Give back an exact copy of the entries beneath, minus the pictures.

= Beginning of Section =

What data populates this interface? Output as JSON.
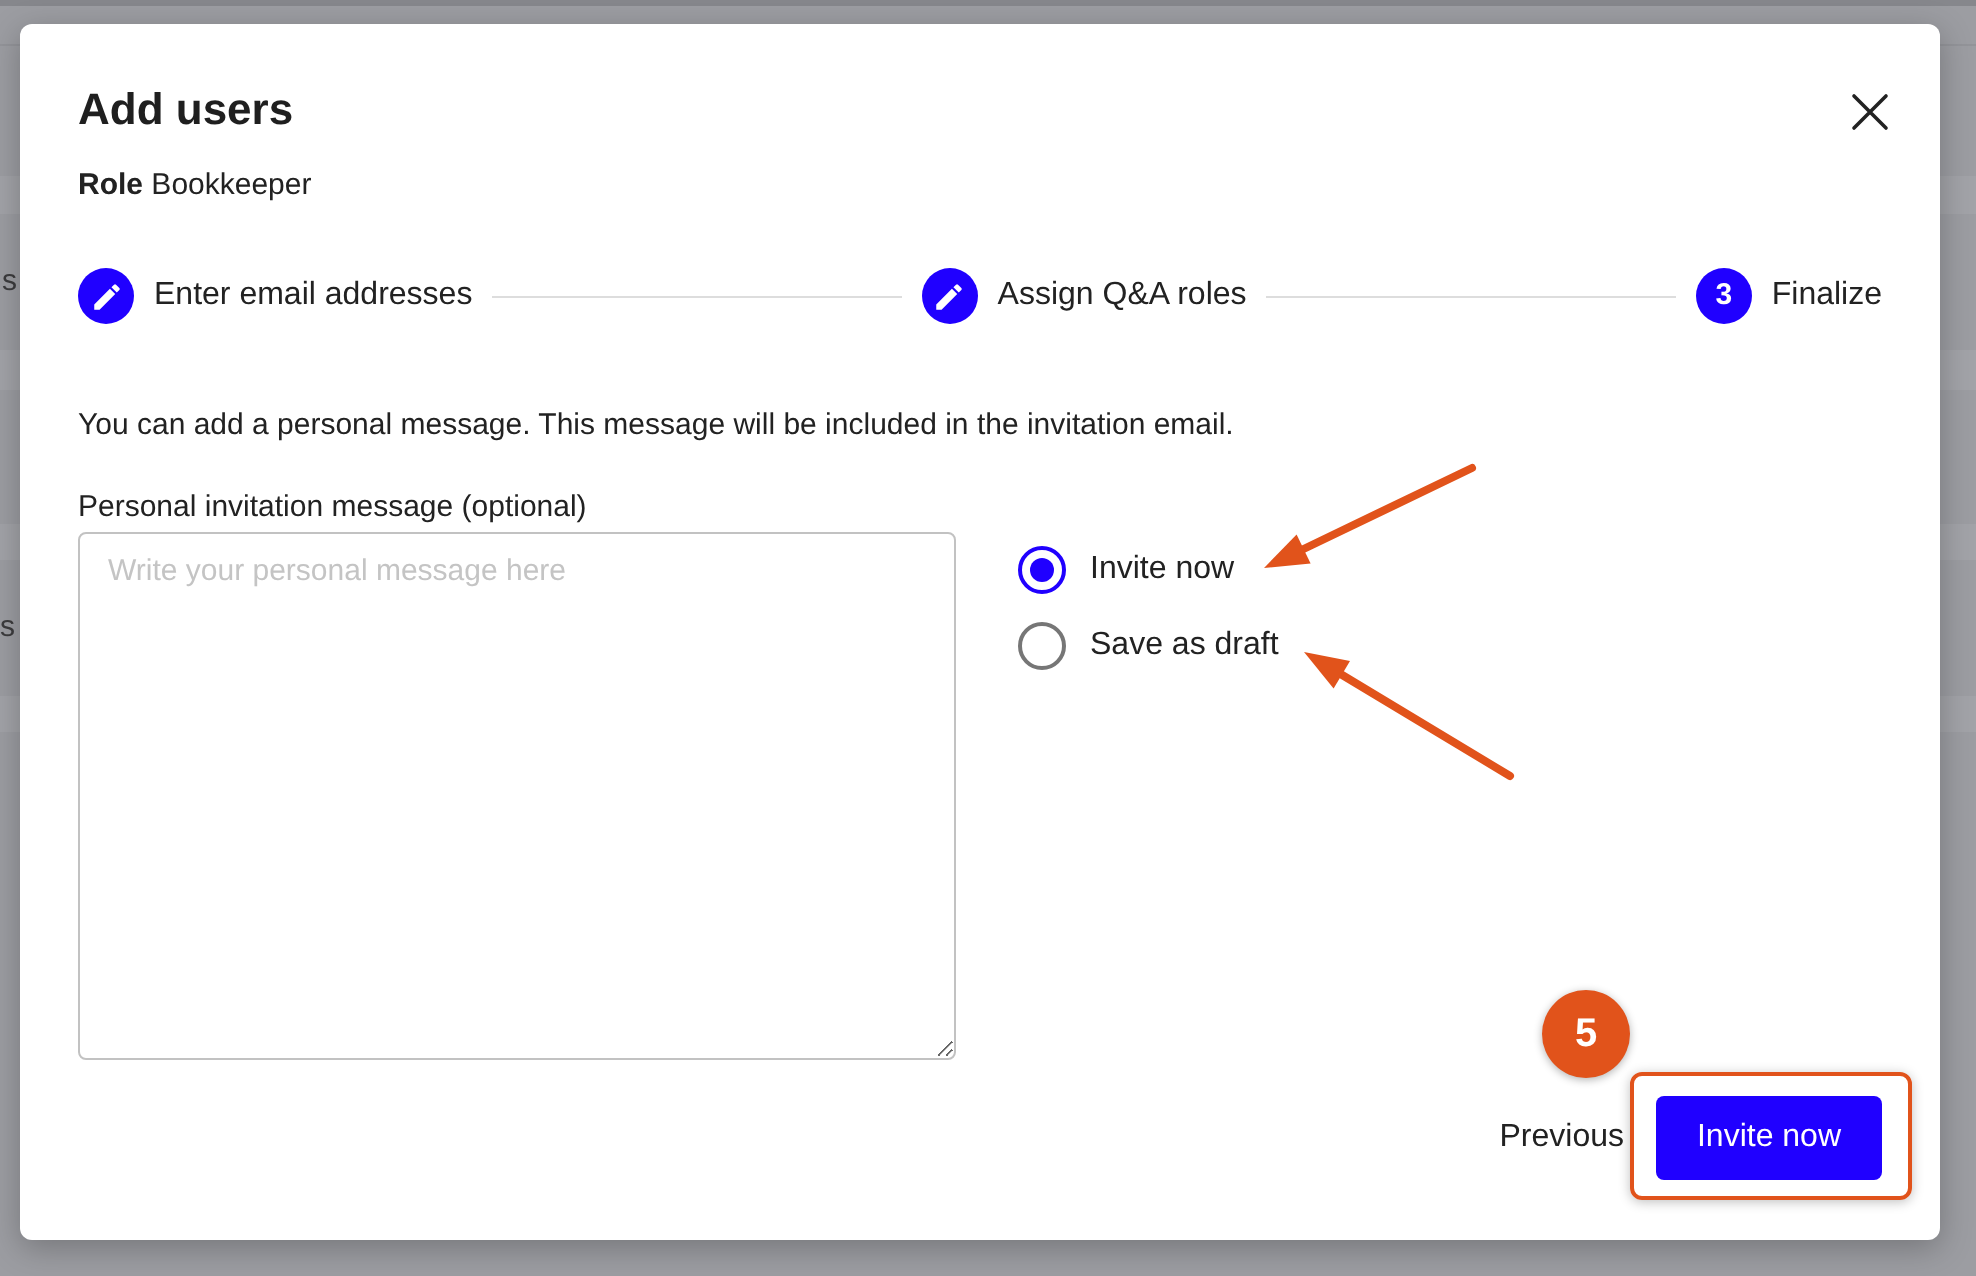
{
  "background_page": {
    "fragments": [
      "s",
      "s"
    ]
  },
  "dialog": {
    "title": "Add users",
    "role": "**Role** Bookkeeper",
    "steps": [
      {
        "label": "Enter email addresses",
        "kind": "done"
      },
      {
        "label": "Assign Q&A roles",
        "kind": "done"
      },
      {
        "label": "Finalize",
        "kind": "current",
        "number": "3"
      }
    ],
    "intro": "You can add a personal message. This message will be included in the invitation email.",
    "message_field": {
      "label": "Personal invitation message (optional)",
      "placeholder": "Write your personal message here"
    },
    "options": [
      {
        "label": "Invite now",
        "selected": true
      },
      {
        "label": "Save as draft",
        "selected": false
      }
    ],
    "buttons": {
      "previous": "Previous",
      "primary": "Invite now"
    }
  },
  "annotations": {
    "step_badge": "5"
  }
}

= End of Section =

Exercise response
What data populates this interface? Output as JSON.
{
  "background_page": {
    "fragments": [
      "s",
      "s"
    ]
  },
  "dialog": {
    "title": "Add users",
    "role": "**Role** Bookkeeper",
    "steps": [
      {
        "label": "Enter email addresses",
        "kind": "done"
      },
      {
        "label": "Assign Q&A roles",
        "kind": "done"
      },
      {
        "label": "Finalize",
        "kind": "current",
        "number": "3"
      }
    ],
    "intro": "You can add a personal message. This message will be included in the invitation email.",
    "message_field": {
      "label": "Personal invitation message (optional)",
      "placeholder": "Write your personal message here"
    },
    "options": [
      {
        "label": "Invite now",
        "selected": true
      },
      {
        "label": "Save as draft",
        "selected": false
      }
    ],
    "buttons": {
      "previous": "Previous",
      "primary": "Invite now"
    }
  },
  "annotations": {
    "step_badge": "5"
  }
}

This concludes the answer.